## The data
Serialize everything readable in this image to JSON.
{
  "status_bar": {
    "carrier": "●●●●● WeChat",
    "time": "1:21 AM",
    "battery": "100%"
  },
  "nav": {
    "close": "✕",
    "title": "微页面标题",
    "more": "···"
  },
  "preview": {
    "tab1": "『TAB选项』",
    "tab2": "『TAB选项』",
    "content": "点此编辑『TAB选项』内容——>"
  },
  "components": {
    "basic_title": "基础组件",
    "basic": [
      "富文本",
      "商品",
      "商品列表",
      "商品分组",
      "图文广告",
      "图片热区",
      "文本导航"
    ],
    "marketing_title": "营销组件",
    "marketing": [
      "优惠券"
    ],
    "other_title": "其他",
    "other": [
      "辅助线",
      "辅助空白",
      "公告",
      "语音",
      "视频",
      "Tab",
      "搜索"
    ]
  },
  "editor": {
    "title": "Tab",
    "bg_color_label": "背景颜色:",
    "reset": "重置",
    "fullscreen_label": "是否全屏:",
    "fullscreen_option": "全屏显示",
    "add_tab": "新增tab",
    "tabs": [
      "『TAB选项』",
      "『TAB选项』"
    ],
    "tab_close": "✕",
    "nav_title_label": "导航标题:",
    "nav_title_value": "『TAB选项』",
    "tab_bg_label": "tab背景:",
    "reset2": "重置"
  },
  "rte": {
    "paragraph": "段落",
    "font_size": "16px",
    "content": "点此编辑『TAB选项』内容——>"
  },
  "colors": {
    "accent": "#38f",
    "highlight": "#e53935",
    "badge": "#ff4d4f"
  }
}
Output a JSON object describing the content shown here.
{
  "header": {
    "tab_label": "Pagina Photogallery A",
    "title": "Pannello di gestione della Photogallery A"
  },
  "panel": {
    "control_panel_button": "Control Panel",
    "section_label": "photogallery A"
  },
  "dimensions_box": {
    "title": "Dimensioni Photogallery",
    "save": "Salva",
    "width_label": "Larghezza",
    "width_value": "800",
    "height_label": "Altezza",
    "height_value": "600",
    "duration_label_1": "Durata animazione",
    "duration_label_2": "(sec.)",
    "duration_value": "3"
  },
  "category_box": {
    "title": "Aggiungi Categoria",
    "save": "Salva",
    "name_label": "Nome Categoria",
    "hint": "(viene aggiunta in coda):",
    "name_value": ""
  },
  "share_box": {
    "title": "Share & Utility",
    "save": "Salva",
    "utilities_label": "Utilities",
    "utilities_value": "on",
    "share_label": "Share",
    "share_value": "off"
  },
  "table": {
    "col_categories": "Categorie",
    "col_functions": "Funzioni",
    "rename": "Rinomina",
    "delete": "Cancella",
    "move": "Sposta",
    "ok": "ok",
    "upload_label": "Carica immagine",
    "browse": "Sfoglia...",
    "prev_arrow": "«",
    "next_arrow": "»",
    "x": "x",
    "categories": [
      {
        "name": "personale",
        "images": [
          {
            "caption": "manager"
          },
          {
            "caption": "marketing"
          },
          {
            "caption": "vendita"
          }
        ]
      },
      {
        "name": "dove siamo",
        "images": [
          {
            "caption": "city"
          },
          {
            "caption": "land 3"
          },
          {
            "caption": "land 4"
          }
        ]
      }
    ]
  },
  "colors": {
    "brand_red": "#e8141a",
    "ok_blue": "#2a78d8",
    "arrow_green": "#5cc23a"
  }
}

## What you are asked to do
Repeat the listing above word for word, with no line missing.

## Task solution
Serialize everything readable in this image to JSON.
{
  "status_bar": {
    "carrier": "●●●●● WeChat",
    "time": "1:21 AM",
    "battery": "100%"
  },
  "nav": {
    "close": "✕",
    "title": "微页面标题",
    "more": "···"
  },
  "preview": {
    "tab1": "『TAB选项』",
    "tab2": "『TAB选项』",
    "content": "点此编辑『TAB选项』内容——>"
  },
  "components": {
    "basic_title": "基础组件",
    "basic": [
      "富文本",
      "商品",
      "商品列表",
      "商品分组",
      "图文广告",
      "图片热区",
      "文本导航"
    ],
    "marketing_title": "营销组件",
    "marketing": [
      "优惠券"
    ],
    "other_title": "其他",
    "other": [
      "辅助线",
      "辅助空白",
      "公告",
      "语音",
      "视频",
      "Tab",
      "搜索"
    ]
  },
  "editor": {
    "title": "Tab",
    "bg_color_label": "背景颜色:",
    "reset": "重置",
    "fullscreen_label": "是否全屏:",
    "fullscreen_option": "全屏显示",
    "add_tab": "新增tab",
    "tabs": [
      "『TAB选项』",
      "『TAB选项』"
    ],
    "tab_close": "✕",
    "nav_title_label": "导航标题:",
    "nav_title_value": "『TAB选项』",
    "tab_bg_label": "tab背景:",
    "reset2": "重置"
  },
  "rte": {
    "paragraph": "段落",
    "font_size": "16px",
    "content": "点此编辑『TAB选项』内容——>"
  },
  "colors": {
    "accent": "#38f",
    "highlight": "#e53935",
    "badge": "#ff4d4f"
  }
}
Output a JSON object describing the content shown here.
{
  "header": {
    "tab_label": "Pagina Photogallery A",
    "title": "Pannello di gestione della Photogallery A"
  },
  "panel": {
    "control_panel_button": "Control Panel",
    "section_label": "photogallery A"
  },
  "dimensions_box": {
    "title": "Dimensioni Photogallery",
    "save": "Salva",
    "width_label": "Larghezza",
    "width_value": "800",
    "height_label": "Altezza",
    "height_value": "600",
    "duration_label_1": "Durata animazione",
    "duration_label_2": "(sec.)",
    "duration_value": "3"
  },
  "category_box": {
    "title": "Aggiungi Categoria",
    "save": "Salva",
    "name_label": "Nome Categoria",
    "hint": "(viene aggiunta in coda):",
    "name_value": ""
  },
  "share_box": {
    "title": "Share & Utility",
    "save": "Salva",
    "utilities_label": "Utilities",
    "utilities_value": "on",
    "share_label": "Share",
    "share_value": "off"
  },
  "table": {
    "col_categories": "Categorie",
    "col_functions": "Funzioni",
    "rename": "Rinomina",
    "delete": "Cancella",
    "move": "Sposta",
    "ok": "ok",
    "upload_label": "Carica immagine",
    "browse": "Sfoglia...",
    "prev_arrow": "«",
    "next_arrow": "»",
    "x": "x",
    "categories": [
      {
        "name": "personale",
        "images": [
          {
            "caption": "manager"
          },
          {
            "caption": "marketing"
          },
          {
            "caption": "vendita"
          }
        ]
      },
      {
        "name": "dove siamo",
        "images": [
          {
            "caption": "city"
          },
          {
            "caption": "land 3"
          },
          {
            "caption": "land 4"
          }
        ]
      }
    ]
  },
  "colors": {
    "brand_red": "#e8141a",
    "ok_blue": "#2a78d8",
    "arrow_green": "#5cc23a"
  }
}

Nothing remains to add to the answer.